Part IV of the Integrity in Public Life Act contains a Code of Conduct which functions as a mechanism to help regulate the behaviour of all Persons in Public Life and persons exercising public functions. The Code of Conduct promotes predictability and ethical standards in the performance of duty for all those charged with carrying out public functions. Thus, public officials are required to treat all persons even-handedly, not just the members of a particular group.
The critical outcome of this behaviour is that any member of the public, who accesses a government service, must receive the same treatment regardless of his/her race, colour, class, age, sex, perceived social standing or political affiliation. The Code of Conduct establishes known guidelines and boundaries to assist public officials in administering the public resources fairly and with transparency.
Below are some principles of integrity, as derived from the Code of Conduct which outline important rules of behaviour to guide decision-making in the public sphere in order to standardise the service delivered to and received by all citizens. Public Officials must:-
Perform their functions and administer public resources in an effective and efficient manner. Be fair and impartial in exercising their public duty. Afford no undue preferential treatment to any group or individual. Arrange their private interests in such a manner so as to maintain public confidence and trust in their integrity. Not use their office for the improper advancement of their own or their family’s personal or financial interest or the interest of any person.
Not engage in any transaction that is incompatible with their office, function and duty. Not use public property or services for activities not related to their official work. Not, either directly or indirectly, use their office for private gain. Not use public funds in disregard of the Financial Orders or other regulations applicable to such funds.
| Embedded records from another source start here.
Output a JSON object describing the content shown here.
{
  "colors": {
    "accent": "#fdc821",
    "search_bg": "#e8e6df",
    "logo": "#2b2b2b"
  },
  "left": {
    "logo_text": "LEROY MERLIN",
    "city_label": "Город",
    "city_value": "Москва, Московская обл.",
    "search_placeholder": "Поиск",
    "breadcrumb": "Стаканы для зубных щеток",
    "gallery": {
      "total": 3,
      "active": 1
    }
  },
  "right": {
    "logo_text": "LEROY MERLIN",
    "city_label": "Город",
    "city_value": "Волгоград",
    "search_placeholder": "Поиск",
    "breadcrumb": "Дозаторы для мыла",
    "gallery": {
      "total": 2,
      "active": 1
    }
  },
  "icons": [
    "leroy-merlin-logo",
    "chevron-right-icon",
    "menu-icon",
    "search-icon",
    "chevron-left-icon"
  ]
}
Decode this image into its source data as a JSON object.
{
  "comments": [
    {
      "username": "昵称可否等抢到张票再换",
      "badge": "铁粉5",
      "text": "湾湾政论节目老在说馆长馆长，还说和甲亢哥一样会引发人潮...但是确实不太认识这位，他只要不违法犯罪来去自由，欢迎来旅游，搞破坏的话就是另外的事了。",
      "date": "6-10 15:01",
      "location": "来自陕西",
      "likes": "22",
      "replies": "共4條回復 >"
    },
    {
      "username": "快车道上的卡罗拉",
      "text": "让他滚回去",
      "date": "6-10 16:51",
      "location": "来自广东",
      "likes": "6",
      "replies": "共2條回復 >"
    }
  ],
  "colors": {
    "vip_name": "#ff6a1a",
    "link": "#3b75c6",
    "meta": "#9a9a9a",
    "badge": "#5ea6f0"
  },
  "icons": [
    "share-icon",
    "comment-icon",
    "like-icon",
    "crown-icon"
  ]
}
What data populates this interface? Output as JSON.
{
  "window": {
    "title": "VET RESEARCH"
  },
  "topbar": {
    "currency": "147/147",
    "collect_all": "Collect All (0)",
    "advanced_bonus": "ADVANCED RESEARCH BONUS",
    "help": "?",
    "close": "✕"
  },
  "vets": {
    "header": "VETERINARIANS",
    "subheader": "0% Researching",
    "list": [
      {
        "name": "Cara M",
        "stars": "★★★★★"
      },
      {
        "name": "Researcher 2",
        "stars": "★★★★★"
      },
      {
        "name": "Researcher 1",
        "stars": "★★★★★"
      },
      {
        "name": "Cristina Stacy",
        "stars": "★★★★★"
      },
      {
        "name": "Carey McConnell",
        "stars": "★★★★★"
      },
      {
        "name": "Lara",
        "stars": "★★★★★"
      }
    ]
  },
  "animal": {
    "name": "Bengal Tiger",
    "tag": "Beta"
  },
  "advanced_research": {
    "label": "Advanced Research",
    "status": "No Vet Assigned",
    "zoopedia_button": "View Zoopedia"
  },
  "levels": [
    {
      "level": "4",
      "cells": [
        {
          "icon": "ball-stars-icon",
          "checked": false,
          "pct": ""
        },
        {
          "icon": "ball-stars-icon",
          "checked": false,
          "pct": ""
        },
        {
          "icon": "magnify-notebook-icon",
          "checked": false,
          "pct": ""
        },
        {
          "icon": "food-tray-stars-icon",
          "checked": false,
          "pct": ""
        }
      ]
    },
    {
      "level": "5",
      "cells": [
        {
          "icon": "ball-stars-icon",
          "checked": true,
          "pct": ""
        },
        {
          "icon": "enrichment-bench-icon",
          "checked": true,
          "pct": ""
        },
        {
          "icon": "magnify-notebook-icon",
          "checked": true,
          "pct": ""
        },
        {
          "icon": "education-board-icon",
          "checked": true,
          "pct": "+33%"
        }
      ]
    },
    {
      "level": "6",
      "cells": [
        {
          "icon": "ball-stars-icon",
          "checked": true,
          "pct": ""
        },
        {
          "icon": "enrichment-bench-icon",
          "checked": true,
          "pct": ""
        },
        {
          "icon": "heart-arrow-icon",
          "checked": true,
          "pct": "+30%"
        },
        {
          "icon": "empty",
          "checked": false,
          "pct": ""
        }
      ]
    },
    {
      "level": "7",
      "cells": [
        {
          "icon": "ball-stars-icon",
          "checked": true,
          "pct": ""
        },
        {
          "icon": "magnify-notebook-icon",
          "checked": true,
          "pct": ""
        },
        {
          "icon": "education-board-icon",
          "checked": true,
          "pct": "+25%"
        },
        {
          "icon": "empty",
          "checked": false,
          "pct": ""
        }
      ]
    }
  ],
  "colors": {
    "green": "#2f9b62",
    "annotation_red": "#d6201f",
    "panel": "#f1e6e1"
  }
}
Not accept a fee, gift or personal benefit that is connected directly or indirectly with the performance of their duties.
Not use information gained in the execution of their office and which is not available to the general public to further private interests (insider information). Not use their office to influence a decision made by another person or public body to further private interests (influence). Keep all matters of a confidential nature, confidential even after separation from the service (confidentiality).
Disclose their interest and disqualify themselves from any decision-making process where there is a possible or perceived conflict of interest (conflict of interest). The principles outlined as well as the sanctions for failure to adhere to them will be further explored in the future.
It must be remembered, however, that Public Officials must treat with a diverse array of situations while performing their official duties. Often, even with the guidance of a written Code of Conduct, doing the right thing is not clear and straightforward.
The Act affords Persons in Public Life and persons exercising public functions the opportunity to seek the opinion and recommendations of the Integrity Commission on any matter respecting their own obligations under Section 36 of the Act. Therefore, when confronted with thorny or difficult issues, before acting, persons may seek the opinion and recommendations of the Commission who will give an advice that is privileged information and may be released only with the consent of the person making the application.